4. lots of other things. (Vague-blogging is very en vogue these days.Vogue vague. It just wasn't the best day of my life, and I remember that about it the most and I always say to people how much I hated that day, so I almost feel like I shouldn't not write it too. You know, in the interest of being honest but not baring my soul to the whole internet. And it's not as though you have to say why a day sucked every time you say that a day sucked, do you? Is this awkward? I feel like this is awkward.) 

Other notable appearances in the yearbook include me in a locker with a caption about skipping class, me holding my friend's foot in the air for no good reason I can see, and me giving a different friend bunny ears. These are, apparently, things I did when I was seventeen.
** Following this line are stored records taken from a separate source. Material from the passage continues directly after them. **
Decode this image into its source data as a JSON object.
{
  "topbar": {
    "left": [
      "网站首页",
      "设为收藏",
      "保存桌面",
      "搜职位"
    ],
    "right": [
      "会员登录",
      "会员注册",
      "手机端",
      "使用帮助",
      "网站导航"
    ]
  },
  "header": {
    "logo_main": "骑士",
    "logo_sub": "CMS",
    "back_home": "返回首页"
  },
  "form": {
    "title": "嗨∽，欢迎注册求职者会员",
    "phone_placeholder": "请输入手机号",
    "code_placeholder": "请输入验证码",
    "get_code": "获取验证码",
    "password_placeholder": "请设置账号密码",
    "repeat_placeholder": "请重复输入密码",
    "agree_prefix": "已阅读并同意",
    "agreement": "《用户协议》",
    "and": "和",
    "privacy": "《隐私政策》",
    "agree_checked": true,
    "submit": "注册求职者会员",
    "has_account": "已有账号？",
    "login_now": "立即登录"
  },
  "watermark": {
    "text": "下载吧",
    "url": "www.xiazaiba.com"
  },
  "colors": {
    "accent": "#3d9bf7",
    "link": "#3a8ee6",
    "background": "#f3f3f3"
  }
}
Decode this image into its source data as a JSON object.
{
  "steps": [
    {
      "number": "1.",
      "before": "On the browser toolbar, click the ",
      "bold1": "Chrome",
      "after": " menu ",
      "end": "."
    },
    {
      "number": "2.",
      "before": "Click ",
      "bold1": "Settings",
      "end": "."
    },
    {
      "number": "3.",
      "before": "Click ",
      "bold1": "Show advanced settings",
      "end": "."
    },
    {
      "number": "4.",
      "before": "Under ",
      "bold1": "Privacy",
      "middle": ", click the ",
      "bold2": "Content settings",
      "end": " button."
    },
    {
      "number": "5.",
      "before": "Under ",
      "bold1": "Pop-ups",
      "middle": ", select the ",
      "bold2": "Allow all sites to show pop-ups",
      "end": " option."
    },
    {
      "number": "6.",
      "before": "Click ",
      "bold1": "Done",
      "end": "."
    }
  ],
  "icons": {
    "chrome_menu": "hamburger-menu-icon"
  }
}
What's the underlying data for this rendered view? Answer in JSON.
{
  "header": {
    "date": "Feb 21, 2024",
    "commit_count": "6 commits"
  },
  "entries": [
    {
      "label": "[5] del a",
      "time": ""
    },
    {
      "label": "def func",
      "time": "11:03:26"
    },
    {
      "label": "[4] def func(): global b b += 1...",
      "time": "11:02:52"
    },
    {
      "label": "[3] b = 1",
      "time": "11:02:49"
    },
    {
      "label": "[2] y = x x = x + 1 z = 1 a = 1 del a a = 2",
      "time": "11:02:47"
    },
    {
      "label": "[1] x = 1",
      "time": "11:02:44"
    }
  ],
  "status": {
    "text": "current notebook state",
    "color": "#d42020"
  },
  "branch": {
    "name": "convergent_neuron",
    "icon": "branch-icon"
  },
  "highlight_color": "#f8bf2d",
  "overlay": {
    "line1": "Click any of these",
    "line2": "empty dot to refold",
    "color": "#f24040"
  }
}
It really is funny. A few weeks ago I was home and my mom mentioned something that had happened in high school that had really upset me then. I didn't remember that particular incident until she said it, and even then I kind of remembered it the way you remember something that happened in a movie or a dream. To someone else.

Ten years is a lot of distance. I'm glad for that. I like that I'm forgetting things. I'm okay to remember high school in a kind of abstract way, a funny story about this person and a weird quirk that that person had. A trip we took to another town, a night spent stargazing on the roof of my car, the play I was in. Me in a locker and holding a foot and giving bunny ears and not playing badminton and the Pink Floyd lyrics scrawled in the back of my yearbook by the guy who sat behind me on the school bus.

"Shine on, you crazy diamond."